While Christophe Blot, from the French Economic Observatory in Paris accepts the French could take certain steps, he believes it is in Brussels that a leap of faith needs to be made to end the crisis.
“We are in this recession because of the path of austerity, taken not just in France but across Europe. We need a strategy for less austerity and it needs to be implemented at the EU level.
“There is a big debate about competitiveness in France but competitiveness cannot be increased while you are cutting costs across Spain and Italy and France. This is not competitive.”
France is sick, but not as ill as its neighbours
France has been described as the ‘new sick man of Europe’ and ‘the ticking time bomb’ at the heart of the EU in recent months, but despite officially re-entering a recession for the first time in four years, economists say it is not as ill as its neighbours.
“People say things like ‘France is the sick man of Europe’ just for the sake of the media,” Blot said. “There are some real ‘sick men’ in Europe but they are in the south. Greece, Portugal and Spain are all in a more critical state than France.
“France is in a relatively good situation, but it doesn't mean there’s nothing to do,” he added.
Darvas from the Bruegel think tank agrees that the situation could be a lot worse for France.
“France is still in a relatively strong fiscal position.
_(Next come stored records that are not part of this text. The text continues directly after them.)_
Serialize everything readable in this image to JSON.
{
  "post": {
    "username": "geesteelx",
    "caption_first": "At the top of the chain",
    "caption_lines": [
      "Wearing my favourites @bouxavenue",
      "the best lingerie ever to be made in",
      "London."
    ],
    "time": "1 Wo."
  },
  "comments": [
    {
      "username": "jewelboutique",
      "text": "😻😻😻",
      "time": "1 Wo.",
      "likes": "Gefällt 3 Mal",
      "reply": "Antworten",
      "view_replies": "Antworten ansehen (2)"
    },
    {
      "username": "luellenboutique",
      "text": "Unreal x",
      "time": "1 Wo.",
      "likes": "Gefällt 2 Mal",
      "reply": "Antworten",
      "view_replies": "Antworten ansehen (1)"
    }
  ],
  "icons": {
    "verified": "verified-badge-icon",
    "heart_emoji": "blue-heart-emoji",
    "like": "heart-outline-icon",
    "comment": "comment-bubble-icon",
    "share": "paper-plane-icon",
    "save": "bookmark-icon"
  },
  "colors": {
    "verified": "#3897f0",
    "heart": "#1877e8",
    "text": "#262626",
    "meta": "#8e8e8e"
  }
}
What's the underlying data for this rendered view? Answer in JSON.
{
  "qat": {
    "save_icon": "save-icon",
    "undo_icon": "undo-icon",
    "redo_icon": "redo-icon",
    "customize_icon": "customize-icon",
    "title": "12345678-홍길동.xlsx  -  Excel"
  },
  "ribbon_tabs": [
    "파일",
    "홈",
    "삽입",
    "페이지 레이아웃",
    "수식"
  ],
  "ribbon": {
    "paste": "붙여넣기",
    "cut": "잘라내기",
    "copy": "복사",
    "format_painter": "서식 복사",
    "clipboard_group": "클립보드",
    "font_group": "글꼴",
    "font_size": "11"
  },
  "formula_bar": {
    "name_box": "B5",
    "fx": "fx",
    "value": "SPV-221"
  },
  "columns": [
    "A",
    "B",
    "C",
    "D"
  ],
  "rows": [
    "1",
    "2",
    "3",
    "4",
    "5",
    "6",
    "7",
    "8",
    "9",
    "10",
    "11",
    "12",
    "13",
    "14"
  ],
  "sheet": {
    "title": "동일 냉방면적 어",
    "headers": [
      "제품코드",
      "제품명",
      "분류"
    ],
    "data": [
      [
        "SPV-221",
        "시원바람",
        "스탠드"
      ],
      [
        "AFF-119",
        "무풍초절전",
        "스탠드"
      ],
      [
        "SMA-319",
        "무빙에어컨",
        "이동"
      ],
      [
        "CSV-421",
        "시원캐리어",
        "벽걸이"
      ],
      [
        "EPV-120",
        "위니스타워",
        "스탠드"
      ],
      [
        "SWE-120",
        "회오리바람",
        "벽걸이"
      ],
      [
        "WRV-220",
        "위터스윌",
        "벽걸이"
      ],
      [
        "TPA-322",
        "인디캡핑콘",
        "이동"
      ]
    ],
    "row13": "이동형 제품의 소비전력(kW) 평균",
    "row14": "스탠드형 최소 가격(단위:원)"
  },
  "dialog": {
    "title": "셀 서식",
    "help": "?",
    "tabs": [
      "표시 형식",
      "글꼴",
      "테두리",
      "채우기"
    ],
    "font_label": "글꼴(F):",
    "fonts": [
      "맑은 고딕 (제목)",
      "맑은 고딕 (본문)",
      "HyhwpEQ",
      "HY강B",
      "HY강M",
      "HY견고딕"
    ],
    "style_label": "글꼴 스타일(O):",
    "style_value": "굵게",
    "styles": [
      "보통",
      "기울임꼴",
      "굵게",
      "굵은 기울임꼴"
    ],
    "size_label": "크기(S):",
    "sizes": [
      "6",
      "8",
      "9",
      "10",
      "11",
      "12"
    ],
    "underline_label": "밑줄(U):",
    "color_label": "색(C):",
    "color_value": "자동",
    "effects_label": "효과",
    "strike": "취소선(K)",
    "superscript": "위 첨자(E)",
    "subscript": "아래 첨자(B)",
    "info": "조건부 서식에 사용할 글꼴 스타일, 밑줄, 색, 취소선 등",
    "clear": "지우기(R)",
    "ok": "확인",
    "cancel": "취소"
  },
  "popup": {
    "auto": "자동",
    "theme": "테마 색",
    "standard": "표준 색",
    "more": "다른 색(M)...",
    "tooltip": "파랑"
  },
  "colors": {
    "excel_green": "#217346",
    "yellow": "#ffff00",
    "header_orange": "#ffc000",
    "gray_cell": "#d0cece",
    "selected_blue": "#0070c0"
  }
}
The rates at which it can borrow are only slightly higher than Germany, which suggests the markets still have confidence in France,” Darvas told The Local.
“France might not be as healthy as Germany, but it is not the sick man of Europe.”